"President Obama is following the lead of many of his predecessors in trying to stretch the limits of executive power where ever he can," explained Rozell, who has published research and testified before Congress on executive power.
There have been many examples in which Obama has been criticized for his use of executive power without showing due respect for the proper role of Congress. When he decided to involve the U.S. military in Libya's civil war, for instance, he claimed he had the right, under the Constitution, to unilaterally make those decisions. On immigration, he essentially implemented the "Dream Act" by claiming prosecutorial discretion. And last week, he invoked executive privilege as a basis for not turning over documents in a congressional investigation into Justice Department wrongdoing.
"This is a president who, back in 2007 and 2008," Rozell recalled, "made assertions, both in writing and on the campaign trail, that he would govern differently than George W. Bush on matters of presidential power -- he would respect separation of powers and not act unilaterally on a variety of fronts."
Despite these promises, Rozell said, Obama has been much like Bush with regard to executive power.
"It's been rather striking how much his leadership in these areas has been so similar to that of his predecessor."
Stretching the bounds of executive power has been a pattern of many recent presidents, Rozell claimed. Partly for this reason, political scientists often refer to the presidency since Franklin Delano Roosevelt as the "modern presidency" or the "imperial presidency."
"All I can say is that, time and again, presidents make promises to do things differently," Rozell said, but "when they come to office they discover the utility of various presidential powers.
"Presidents get frustrated with trying to deal with separation of powers and constraints on their authority and they discover over time that, if there are ways to act unilaterally and get things done and look strong, they'll do it. I don't think it's very good for a system of checks and balances that our system has evolved this way."
Rozell recently coauthored an editorial for the New York Daily News in which he referred to Obama's claims of executive privilege in the "Fast and Furious" investigation as "phony." On Thursday, the House of Representatives held Attorney General Eric Holder in contempt of Congress for refusing to hand over documents related to the investigation.
In some cases, Rozell said, protecting the internal deliberations of the executive branch is appropriate. But in this instance, Congress, as part of its legitimate oversight function, is investigating wrongdoing within the Justice Department and has a right to see documents related to the investigation.
"In cases where there are credible allegations of wrongdoing in the executive branch," Rozell explained, "I always say that Congress' need for investigation has to trump the president's claim of privilege. To me, that's the key.
"There are allegations of serious wrongdoing or complete incompetence in this case.
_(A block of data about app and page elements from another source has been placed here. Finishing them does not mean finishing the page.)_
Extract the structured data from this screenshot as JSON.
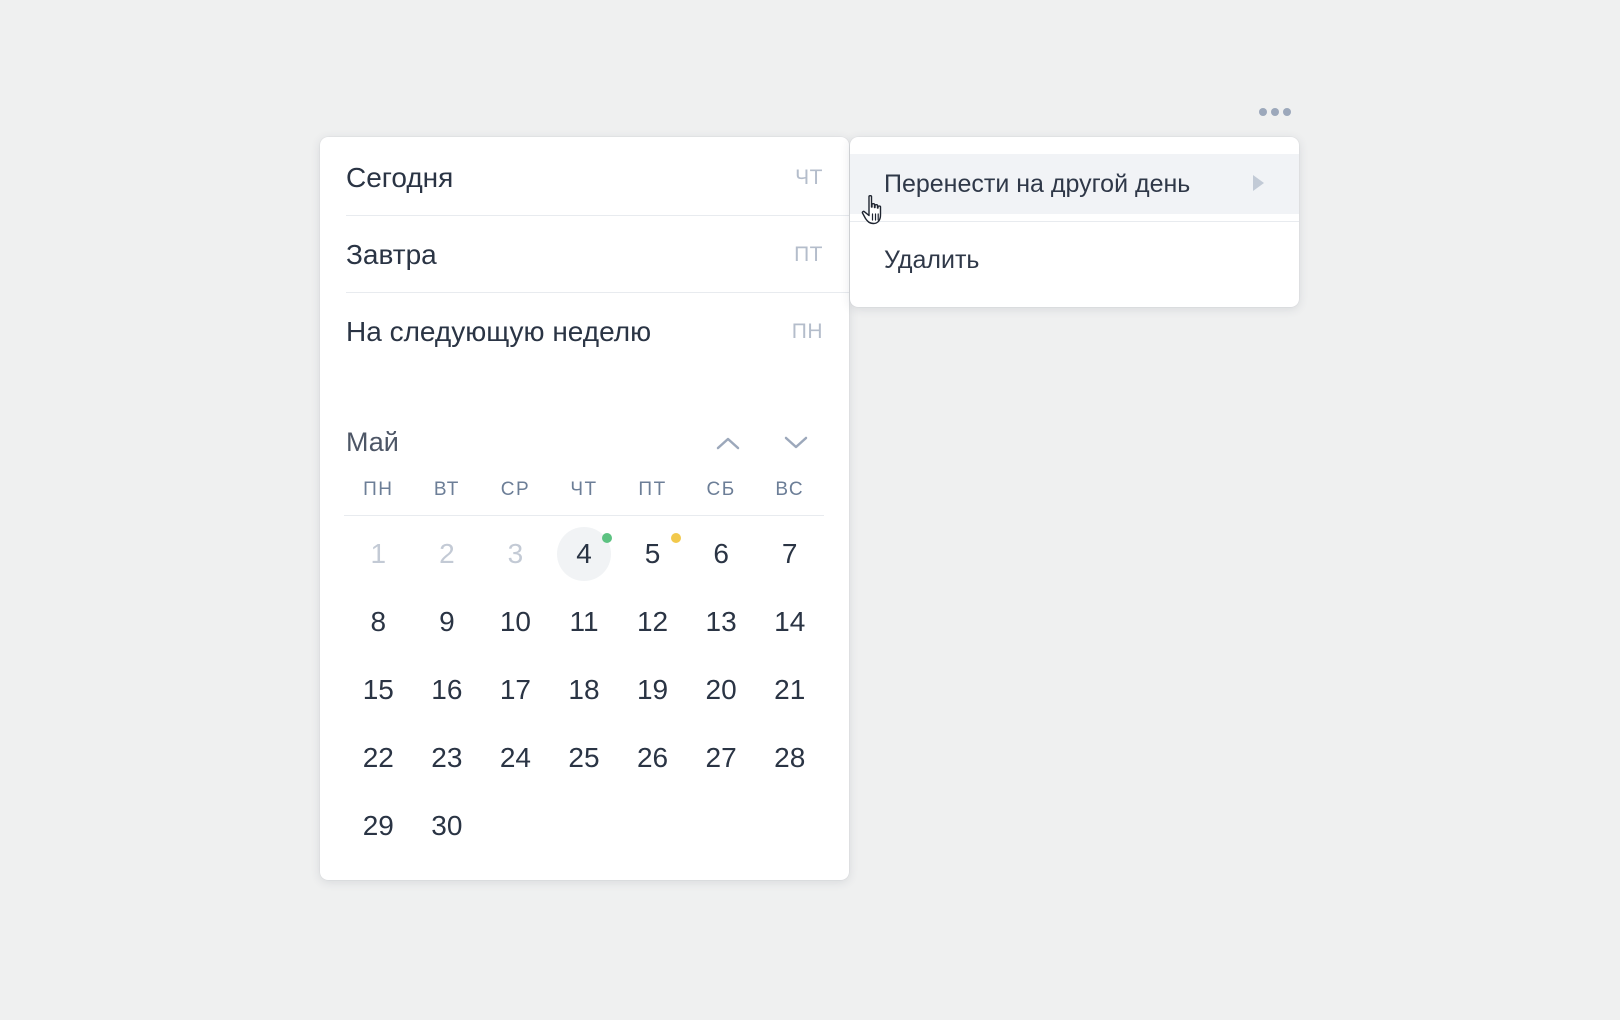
{
  "quick_options": [
    {
      "label": "Сегодня",
      "day": "ЧТ"
    },
    {
      "label": "Завтра",
      "day": "ПТ"
    },
    {
      "label": "На следующую неделю",
      "day": "ПН"
    }
  ],
  "calendar": {
    "month": "Май",
    "weekdays": [
      "ПН",
      "ВТ",
      "СР",
      "ЧТ",
      "ПТ",
      "СБ",
      "ВС"
    ],
    "days": [
      "1",
      "2",
      "3",
      "4",
      "5",
      "6",
      "7",
      "8",
      "9",
      "10",
      "11",
      "12",
      "13",
      "14",
      "15",
      "16",
      "17",
      "18",
      "19",
      "20",
      "21",
      "22",
      "23",
      "24",
      "25",
      "26",
      "27",
      "28",
      "29",
      "30"
    ],
    "today": "4",
    "past_days": [
      "1",
      "2",
      "3"
    ],
    "markers": {
      "4": "#5cc281",
      "5": "#f2c94c"
    }
  },
  "context_menu": {
    "items": [
      {
        "label": "Перенести на другой день",
        "has_submenu": true
      },
      {
        "label": "Удалить",
        "has_submenu": false
      }
    ]
  },
  "icons": {
    "more": "more-horizontal-icon",
    "prev_month": "chevron-up-icon",
    "next_month": "chevron-down-icon",
    "submenu": "caret-right-icon",
    "cursor": "hand-pointer-icon"
  },
  "colors": {
    "background": "#eff0f0",
    "panel": "#ffffff",
    "text": "#2a3444",
    "muted": "#b4bdcb",
    "weekday": "#6c7e97",
    "highlight": "#f1f3f6"
  }
}
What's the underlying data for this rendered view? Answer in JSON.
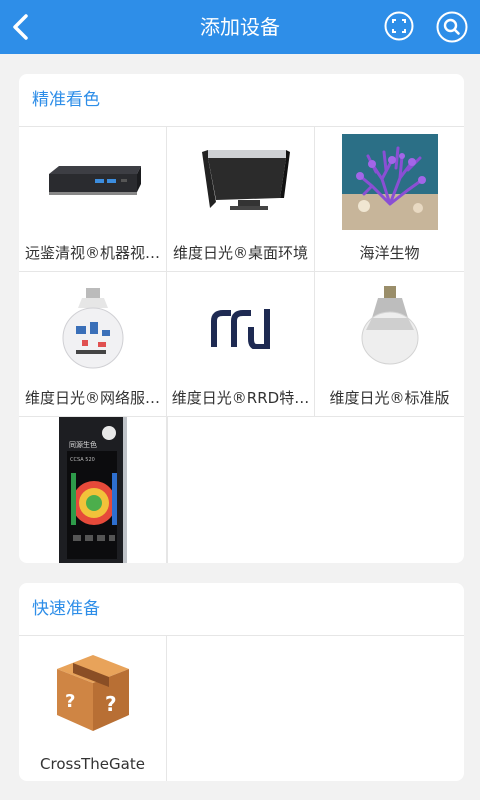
{
  "header": {
    "title": "添加设备",
    "back_icon": "back-chevron-icon",
    "scan_icon": "scan-icon",
    "search_icon": "search-icon",
    "color": "#2e8ee8"
  },
  "sections": [
    {
      "title": "精准看色",
      "items": [
        {
          "label": "远鉴清视®机器视…",
          "icon": "mini-pc-icon"
        },
        {
          "label": "维度日光®桌面环境",
          "icon": "monitor-hood-icon"
        },
        {
          "label": "海洋生物",
          "icon": "coral-photo-icon"
        },
        {
          "label": "维度日光®网络服…",
          "icon": "smart-bulb-icon"
        },
        {
          "label": "维度日光®RRD特…",
          "icon": "rrd-logo-icon"
        },
        {
          "label": "维度日光®标准版",
          "icon": "led-bulb-icon"
        },
        {
          "label": "",
          "icon": "colorimeter-device-icon",
          "brand_text": "同源生色",
          "screen_text": "CCSA 520"
        }
      ]
    },
    {
      "title": "快速准备",
      "items": [
        {
          "label": "CrossTheGate",
          "icon": "mystery-box-icon"
        }
      ]
    }
  ]
}
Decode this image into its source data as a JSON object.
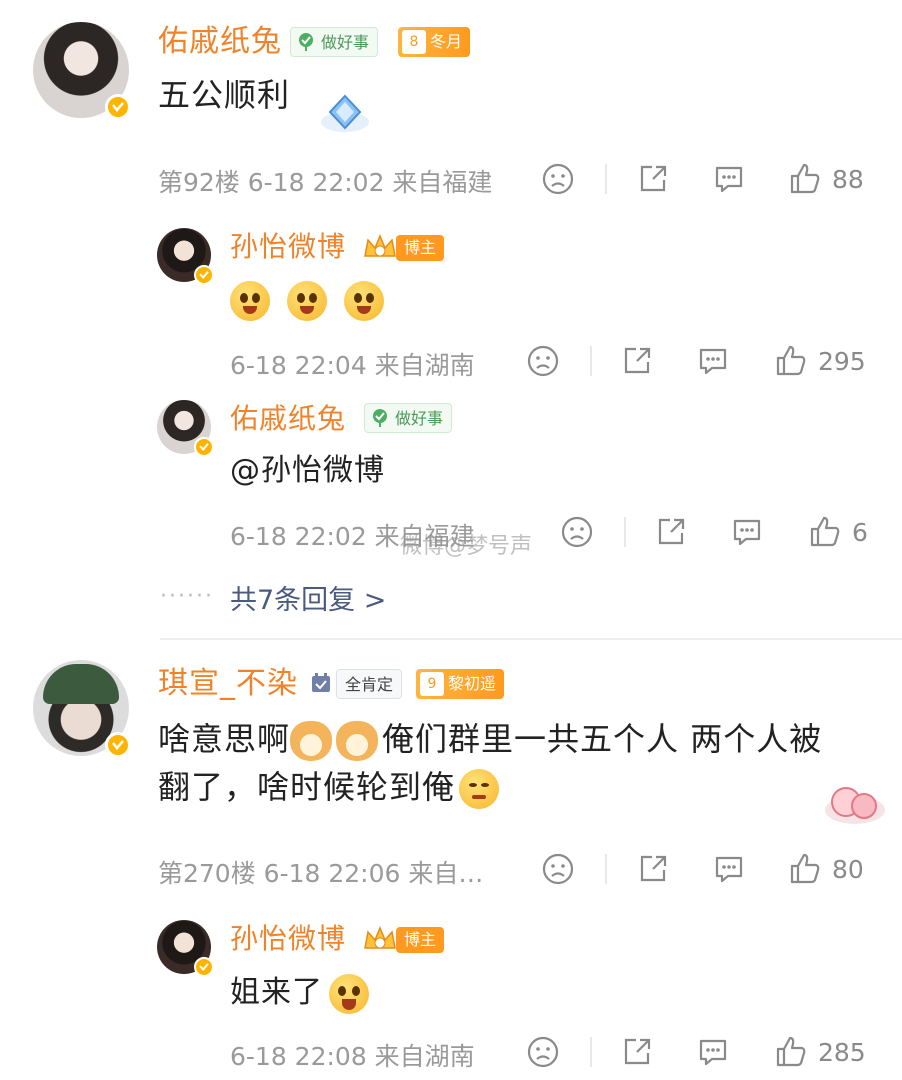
{
  "comments": [
    {
      "username": "佑戚纸兔",
      "badge_good": "做好事",
      "fan_level": "8",
      "fan_badge": "冬月",
      "text": "五公顺利",
      "meta": "第92楼  6-18 22:02  来自福建",
      "likes": "88",
      "replies": [
        {
          "username": "孙怡微博",
          "host_badge": "博主",
          "text_emojis": 3,
          "meta": "6-18 22:04  来自湖南",
          "likes": "295"
        },
        {
          "username": "佑戚纸兔",
          "badge_good": "做好事",
          "text": "@孙怡微博",
          "meta": "6-18 22:02  来自福建",
          "likes": "6"
        }
      ],
      "more_replies": "共7条回复 >"
    },
    {
      "username": "琪宣_不染",
      "cert_badge": "全肯定",
      "fan_level": "9",
      "fan_badge": "黎初遥",
      "text_line1_a": "啥意思啊",
      "text_line1_b": "俺们群里一共五个人 两个人被",
      "text_line2": "翻了，啥时候轮到俺",
      "meta": "第270楼  6-18 22:06  来自…",
      "likes": "80",
      "replies": [
        {
          "username": "孙怡微博",
          "host_badge": "博主",
          "text": "姐来了",
          "meta": "6-18 22:08  来自湖南",
          "likes": "285"
        }
      ]
    }
  ],
  "watermark": "微博@梦号声",
  "icons": [
    "dislike-icon",
    "share-icon",
    "comment-icon",
    "like-icon"
  ],
  "colors": {
    "username": "#f0832a",
    "more_link": "#4a5a80",
    "meta": "#9a9a9a"
  }
}
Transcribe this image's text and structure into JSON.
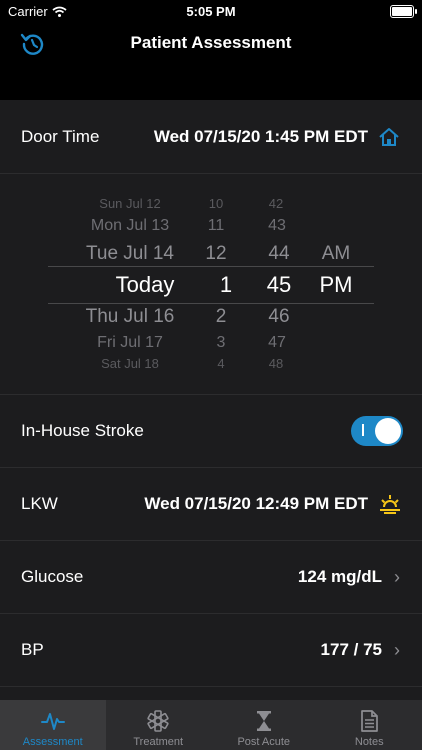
{
  "status": {
    "carrier": "Carrier",
    "time": "5:05 PM"
  },
  "nav": {
    "title": "Patient Assessment"
  },
  "door_time": {
    "label": "Door Time",
    "value": "Wed 07/15/20 1:45 PM EDT"
  },
  "picker": {
    "days": [
      "Sun Jul 12",
      "Mon Jul 13",
      "Tue Jul 14",
      "Today",
      "Thu Jul 16",
      "Fri Jul 17",
      "Sat Jul 18"
    ],
    "hours": [
      "10",
      "11",
      "12",
      "1",
      "2",
      "3",
      "4"
    ],
    "minutes": [
      "42",
      "43",
      "44",
      "45",
      "46",
      "47",
      "48"
    ],
    "ampm": [
      "AM",
      "PM"
    ]
  },
  "in_house": {
    "label": "In-House Stroke",
    "on": true
  },
  "lkw": {
    "label": "LKW",
    "value": "Wed 07/15/20 12:49 PM EDT"
  },
  "glucose": {
    "label": "Glucose",
    "value": "124 mg/dL"
  },
  "bp": {
    "label": "BP",
    "value": "177 / 75"
  },
  "tabs": [
    {
      "label": "Assessment",
      "icon": "pulse-icon"
    },
    {
      "label": "Treatment",
      "icon": "star-of-life-icon"
    },
    {
      "label": "Post Acute",
      "icon": "hourglass-icon"
    },
    {
      "label": "Notes",
      "icon": "document-icon"
    }
  ],
  "colors": {
    "accent": "#1e88c7",
    "sun": "#f5c518",
    "background": "#1c1c1e"
  }
}
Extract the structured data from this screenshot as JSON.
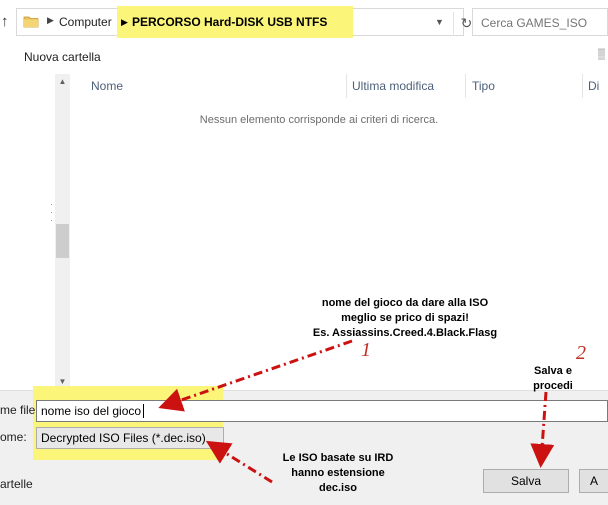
{
  "address_bar": {
    "computer_label": "Computer",
    "path_highlight": "PERCORSO Hard-DISK USB NTFS"
  },
  "search": {
    "placeholder": "Cerca GAMES_ISO"
  },
  "toolbar": {
    "new_folder_label": "Nuova cartella"
  },
  "file_list": {
    "columns": [
      "Nome",
      "Ultima modifica",
      "Tipo",
      "Di"
    ],
    "empty_message": "Nessun elemento corrisponde ai criteri di ricerca."
  },
  "annotations": {
    "note_1": {
      "line1": "nome del gioco da dare alla ISO",
      "line2": "meglio se prico di spazi!",
      "line3": "Es. Assiassins.Creed.4.Black.Flasg",
      "number": "1"
    },
    "note_2": {
      "line1": "Salva e",
      "line2": "procedi",
      "number": "2"
    },
    "note_3": {
      "line1": "Le ISO basate su IRD",
      "line2": "hanno estensione",
      "line3": "dec.iso"
    },
    "arrow_color": "#cc1111"
  },
  "bottom": {
    "filename_label": "me file:",
    "filename_value": "nome iso del gioco",
    "type_label": "ome:",
    "type_value": "Decrypted ISO Files (*.dec.iso)",
    "hide_folders_label": "artelle",
    "save_label": "Salva",
    "cancel_label": "A"
  },
  "colors": {
    "highlight": "#fbf57a",
    "header_text": "#4c607a"
  }
}
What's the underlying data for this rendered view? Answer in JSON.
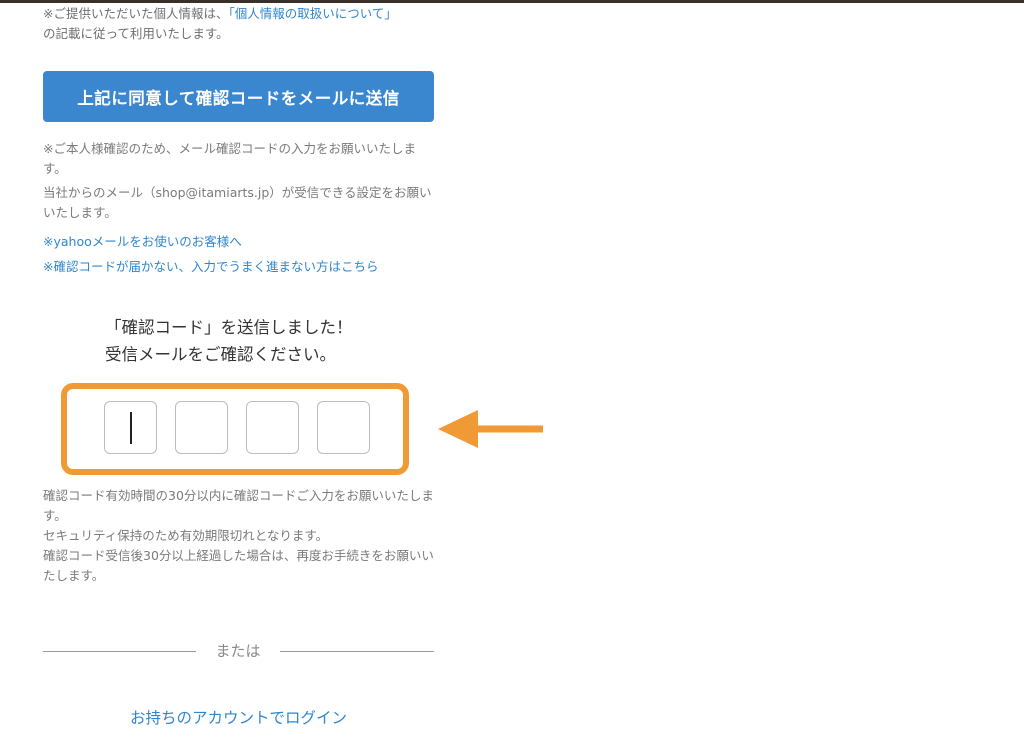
{
  "privacy": {
    "prefix": "※ご提供いただいた個人情報は、",
    "link": "「個人情報の取扱いについて」",
    "suffix": "の記載に従って利用いたします。"
  },
  "send_button_label": "上記に同意して確認コードをメールに送信",
  "notes": {
    "identity": "※ご本人様確認のため、メール確認コードの入力をお願いいたします。",
    "mail_setting": "当社からのメール（shop@itamiarts.jp）が受信できる設定をお願いいたします。"
  },
  "links": {
    "yahoo": "※yahooメールをお使いのお客様へ",
    "trouble": "※確認コードが届かない、入力でうまく進まない方はこちら"
  },
  "sent_message": {
    "line1": "「確認コード」を送信しました！",
    "line2": "受信メールをご確認ください。"
  },
  "code_inputs": [
    "",
    "",
    "",
    ""
  ],
  "expiry": {
    "line1": "確認コード有効時間の30分以内に確認コードご入力をお願いいたします。",
    "line2": "セキュリティ保持のため有効期限切れとなります。",
    "line3": "確認コード受信後30分以上経過した場合は、再度お手続きをお願いいたします。"
  },
  "or_label": "または",
  "login_link": "お持ちのアカウントでログイン",
  "colors": {
    "accent_blue": "#3a86cf",
    "link_blue": "#2f86cf",
    "highlight_orange": "#ef9a35"
  }
}
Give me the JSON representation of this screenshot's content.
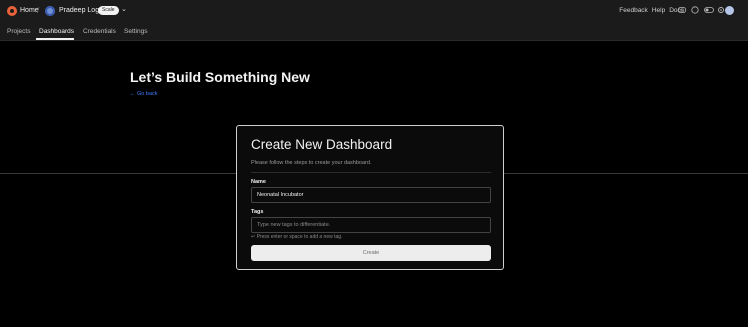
{
  "header": {
    "home_label": "Home",
    "separator": "/",
    "user_name": "Pradeep Logu",
    "plan_badge": "Scale",
    "links": [
      "Feedback",
      "Help",
      "Docs"
    ],
    "icons": [
      "discord-icon",
      "theme-toggle-icon",
      "settings-icon",
      "notification-icon"
    ]
  },
  "nav": {
    "tabs": [
      {
        "label": "Projects",
        "active": false
      },
      {
        "label": "Dashboards",
        "active": true
      },
      {
        "label": "Credentials",
        "active": false
      },
      {
        "label": "Settings",
        "active": false
      }
    ]
  },
  "page": {
    "title": "Let’s Build Something New",
    "go_back": "← Go back"
  },
  "modal": {
    "title": "Create New Dashboard",
    "subtitle": "Please follow the steps to create your dashboard.",
    "name_label": "Name",
    "name_value": "Neonatal Incubator",
    "tags_label": "Tags",
    "tags_placeholder": "Type new tags to differentiate.",
    "tags_hint": "↵ Press enter or space to add a new tag.",
    "create_label": "Create"
  },
  "colors": {
    "background": "#000000",
    "topbar": "#1b1b1b",
    "accent_link": "#3b7bff",
    "logo": "#e8623a"
  }
}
Congress has the investigatory power, it's a core function of the institution. It cannot perform that function without documents germane to this scandal investigation. No matter that the president has a legitimate right to executive privilege under certain circumstances, I think in this case it has to yield to Congress's needs."
Rozell is a longtime critic of inappropriate claims of executive privilege. During the George W. Bush administration, he criticized one of Bush's claims of executive privilege in testimony before Congress. In 2010, the third edition of his book, Executive Privilege: Presidential Power, Secrecy and Accountability, was published.
"I don't care if it's a Democrat or a Republican," Rozell said, "if the president is wrong he's wrong."